Rules of Engagement: Using Personal Technologies to Motivate Rather Than Distract

Are student devices - laptops, netbooks, smartphones and tablets - distracting your students? Or are you using them to motivate and engage? Some simple rules can help you make the most of these devices that are increasingly common in the classroom.
This one hour presentation/discussion examines the difference between entertainment and engagement and describes five strategies for dealing with "distractive" technologies in the classroom with concrete examples of how personally owned devices can be used to both enhance traditional educational practices and to completely restructure learning.

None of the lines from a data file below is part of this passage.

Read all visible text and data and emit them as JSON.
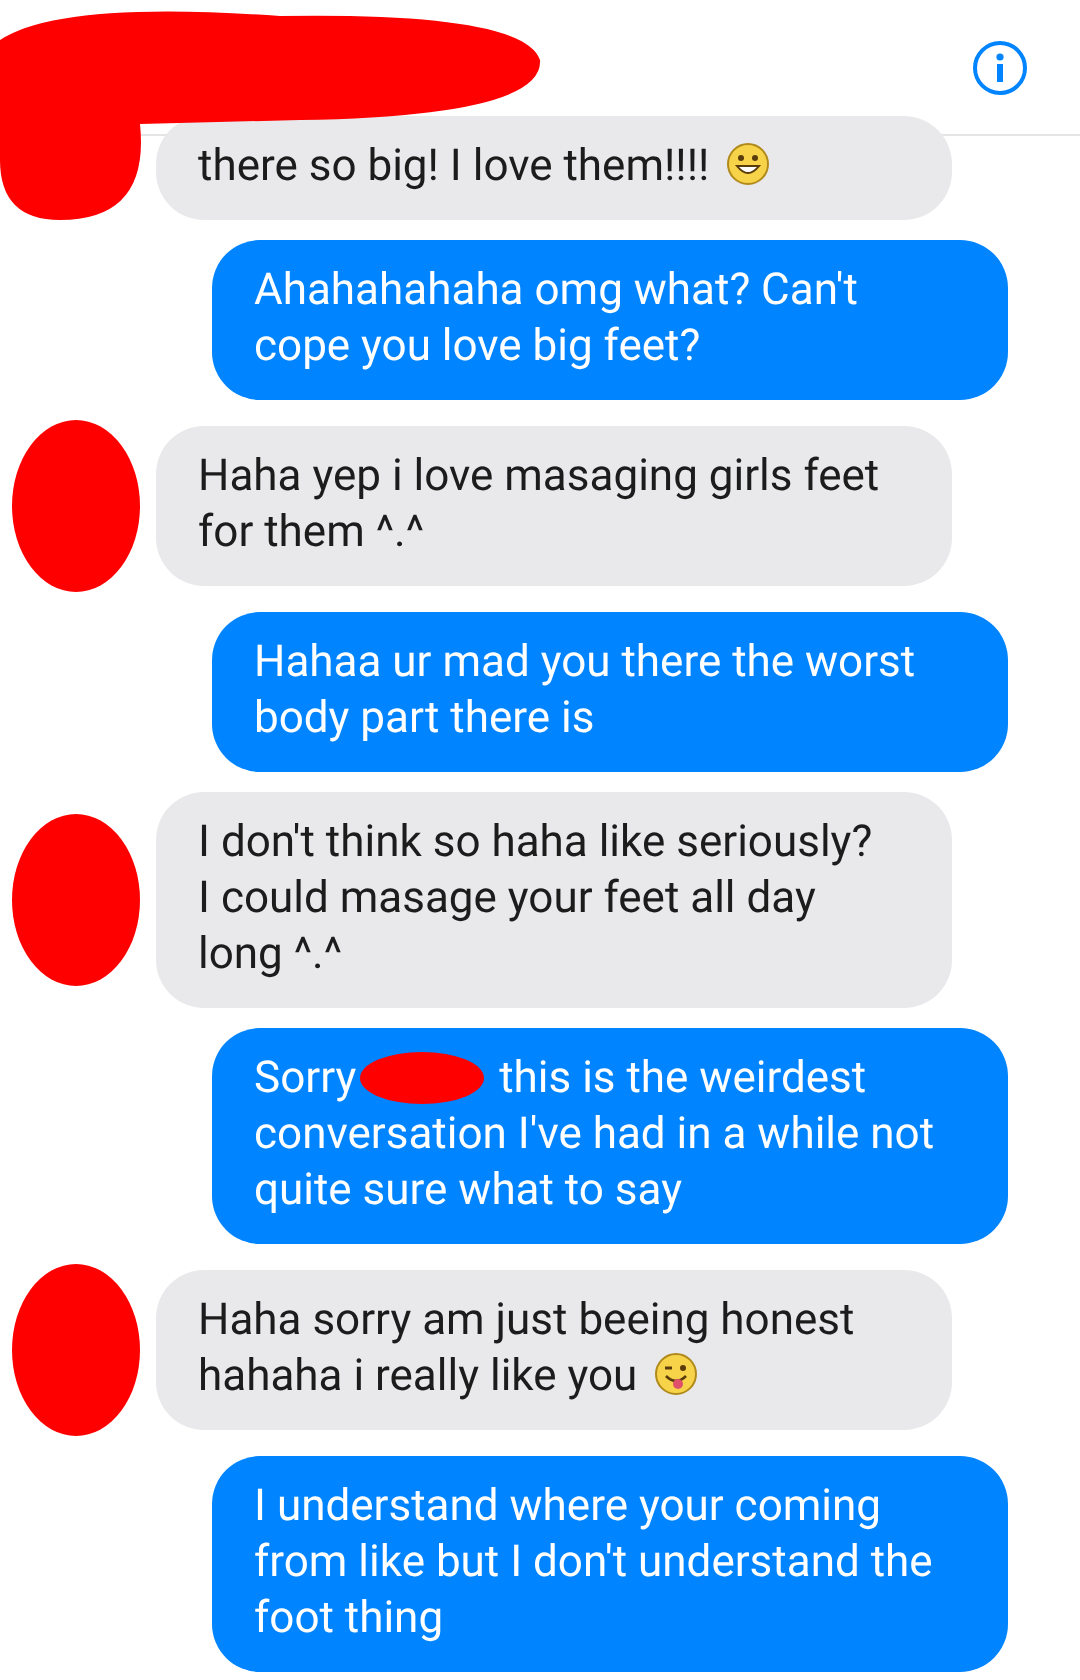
{
  "header": {
    "header_redacted": true
  },
  "messages": [
    {
      "kind": "incoming",
      "text": "there so big! I love them!!!!",
      "emoji": {
        "kind": "grin"
      }
    },
    {
      "kind": "outgoing",
      "text": "Ahahahahaha omg what? Can't cope you love big feet?"
    },
    {
      "kind": "incoming",
      "text": "Haha yep i love masaging girls feet for them ^.^",
      "avatar_redacted": true
    },
    {
      "kind": "outgoing",
      "text": "Hahaa ur mad you there the worst body part there is"
    },
    {
      "kind": "incoming",
      "text": "I don't think so haha like seriously? I could masage your feet all day long ^.^",
      "avatar_redacted": true
    },
    {
      "kind": "outgoing",
      "prefix": "Sorry",
      "name_redacted": true,
      "text": "this is the weirdest conversation I've had in a while not quite sure what to say"
    },
    {
      "kind": "incoming",
      "text": "Haha sorry am just beeing honest hahaha i really like you",
      "emoji": {
        "kind": "tongue"
      },
      "avatar_redacted": true
    },
    {
      "kind": "outgoing",
      "text": "I understand where your coming from like but I don't understand the foot thing"
    }
  ]
}
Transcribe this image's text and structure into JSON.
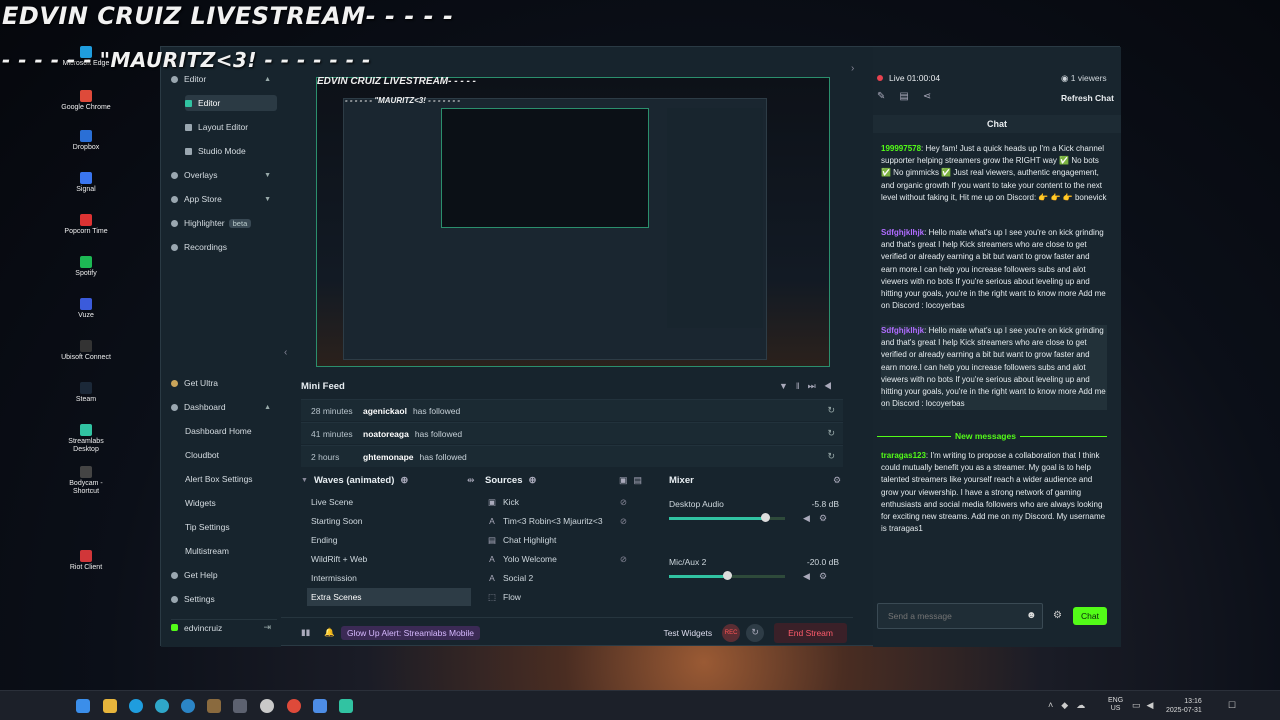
{
  "overlay": {
    "line1": "EDVIN CRUIZ LIVESTREAM- - - - -",
    "line2": "- - - - - - \"MAURITZ<3! - - - - - - -"
  },
  "desktop_icons": [
    {
      "label": "Microsoft Edge"
    },
    {
      "label": "Google Chrome"
    },
    {
      "label": "Dropbox"
    },
    {
      "label": "Signal"
    },
    {
      "label": "Popcorn Time"
    },
    {
      "label": "Spotify"
    },
    {
      "label": "Vuze"
    },
    {
      "label": "Ubisoft Connect"
    },
    {
      "label": "Steam"
    },
    {
      "label": "Streamlabs Desktop"
    },
    {
      "label": "Bodycam - Shortcut"
    },
    {
      "label": "Riot Client"
    }
  ],
  "sidebar": {
    "editor": "Editor",
    "editor_sub": "Editor",
    "layout_editor": "Layout Editor",
    "studio_mode": "Studio Mode",
    "overlays": "Overlays",
    "app_store": "App Store",
    "highlighter": "Highlighter",
    "beta": "beta",
    "recordings": "Recordings",
    "get_ultra": "Get Ultra",
    "dashboard": "Dashboard",
    "dashboard_home": "Dashboard Home",
    "cloudbot": "Cloudbot",
    "alert_box": "Alert Box Settings",
    "widgets": "Widgets",
    "tip_settings": "Tip Settings",
    "multistream": "Multistream",
    "get_help": "Get Help",
    "settings": "Settings",
    "user": "edvincruiz"
  },
  "mini_feed": {
    "title": "Mini Feed",
    "rows": [
      {
        "time": "28 minutes",
        "name": "agenickaol",
        "action": "has followed"
      },
      {
        "time": "41 minutes",
        "name": "noatoreaga",
        "action": "has followed"
      },
      {
        "time": "2 hours",
        "name": "ghtemonape",
        "action": "has followed"
      }
    ]
  },
  "scenes": {
    "title": "Waves (animated)",
    "items": [
      "Live Scene",
      "Starting Soon",
      "Ending",
      "WildRift + Web",
      "Intermission",
      "Extra Scenes"
    ]
  },
  "sources": {
    "title": "Sources",
    "items": [
      {
        "icon": "kick-icon",
        "label": "Kick"
      },
      {
        "icon": "text-icon",
        "label": "Tim<3 Robin<3 Mjauritz<3"
      },
      {
        "icon": "chat-icon",
        "label": "Chat Highlight"
      },
      {
        "icon": "text-icon",
        "label": "Yolo Welcome"
      },
      {
        "icon": "text-icon",
        "label": "Social 2"
      },
      {
        "icon": "folder-icon",
        "label": "Flow"
      }
    ]
  },
  "mixer": {
    "title": "Mixer",
    "channels": [
      {
        "name": "Desktop Audio",
        "db": "-5.8 dB",
        "level": 0.83
      },
      {
        "name": "Mic/Aux 2",
        "db": "-20.0 dB",
        "level": 0.5
      }
    ]
  },
  "footer": {
    "alert": "Glow Up Alert: Streamlabs Mobile",
    "test_widgets": "Test Widgets",
    "rec": "REC",
    "end_stream": "End Stream"
  },
  "chat": {
    "live": "Live 01:00:04",
    "viewers": "1 viewers",
    "refresh": "Refresh Chat",
    "title": "Chat",
    "new_messages": "New messages",
    "placeholder": "Send a message",
    "send": "Chat",
    "messages": [
      {
        "user": "199997578",
        "text": "Hey fam! Just a quick heads up I'm a Kick channel supporter helping streamers grow the RIGHT way ✅ No bots ✅ No gimmicks ✅ Just real viewers, authentic engagement, and organic growth If you want to take your content to the next level without faking it, Hit me up on Discord: 👉 👉 👉 bonevick"
      },
      {
        "user": "Sdfghjklhjk",
        "text": "Hello mate what's up I see you're on kick grinding and that's great I help Kick streamers who are close to get verified or already earning a bit but want to grow faster and earn more.I can help you increase followers subs and alot viewers with no bots If you're serious about leveling up and hitting your goals, you're in the right want to know more Add me on Discord : locoyerbas"
      },
      {
        "user": "Sdfghjklhjk",
        "text": "Hello mate what's up I see you're on kick grinding and that's great I help Kick streamers who are close to get verified or already earning a bit but want to grow faster and earn more.I can help you increase followers subs and alot viewers with no bots If you're serious about leveling up and hitting your goals, you're in the right want to know more Add me on Discord : locoyerbas"
      },
      {
        "user": "traragas123",
        "text": "I'm writing to propose a collaboration that I think could mutually benefit you as a streamer. My goal is to help talented streamers like yourself reach a wider audience and grow your viewership. I have a strong network of gaming enthusiasts and social media followers who are always looking for exciting new streams. Add me on my Discord. My username is traragas1"
      }
    ]
  },
  "tray": {
    "lang1": "ENG",
    "lang2": "US",
    "time": "13:16",
    "date": "2025-07-31"
  }
}
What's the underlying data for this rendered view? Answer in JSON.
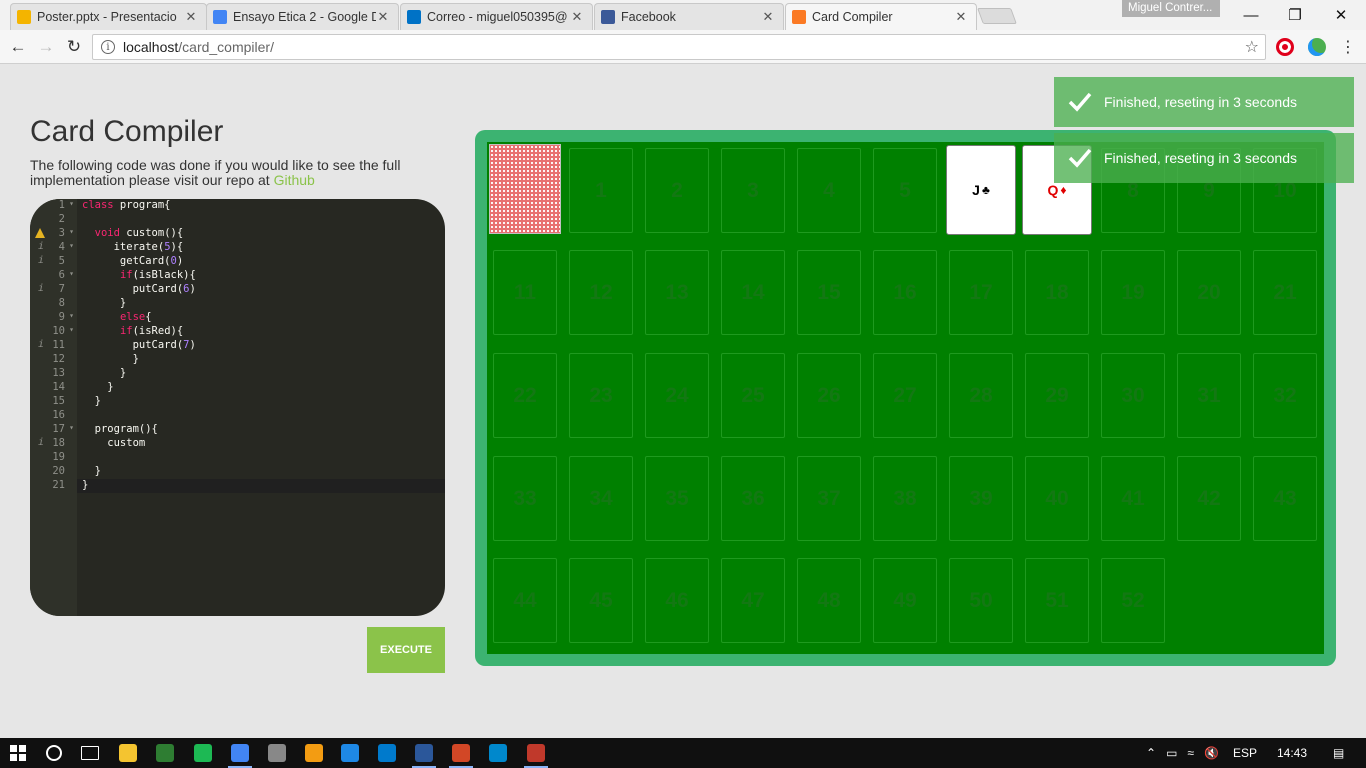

PowerPoint slides (shared DropBox link)

GoSoapBox link
The Technology Upgrade

This one hour presentation/discussion:
  • Examines the difference between entertainment and engagement
  • Describes five strategies for dealing with "distractive" technologies in the classroom with concrete examples of how personally owned devices can be used to both enhance traditional educational practices and to completely restructure learning
  • Shows practical examples of using technology for formative assessment, collaborative work, and differentiation of instruction in the classroom.

Related articles by Doug Johnson:

Mankato Area Public School's BYOD resource page
Edina Public School's "Classroom Management Resources" for it BYOD project
Fairfax County Public Schools RECOMMENDED BEST PRACTICES FOR PERSONALLY OWNED COMPUTING/NETWORK DEVICES fairfaxBYOD.pdf
Neilson, L. 7 Myths of BYOD Debunked, T.H.E. Journal, November 11, 2011.
Robinson, J. Lessons from Our One-Year Experiment with BYOT
Valenza, J. Infotention and digital citizenship
West, M. Making the Case for Mobile Tech. Expansion, Education Week Digital Directions, June 13, 2012
Wolpert-Gawron, Kids Speak Out on Student Engagement, Edutopia, April 28, 2012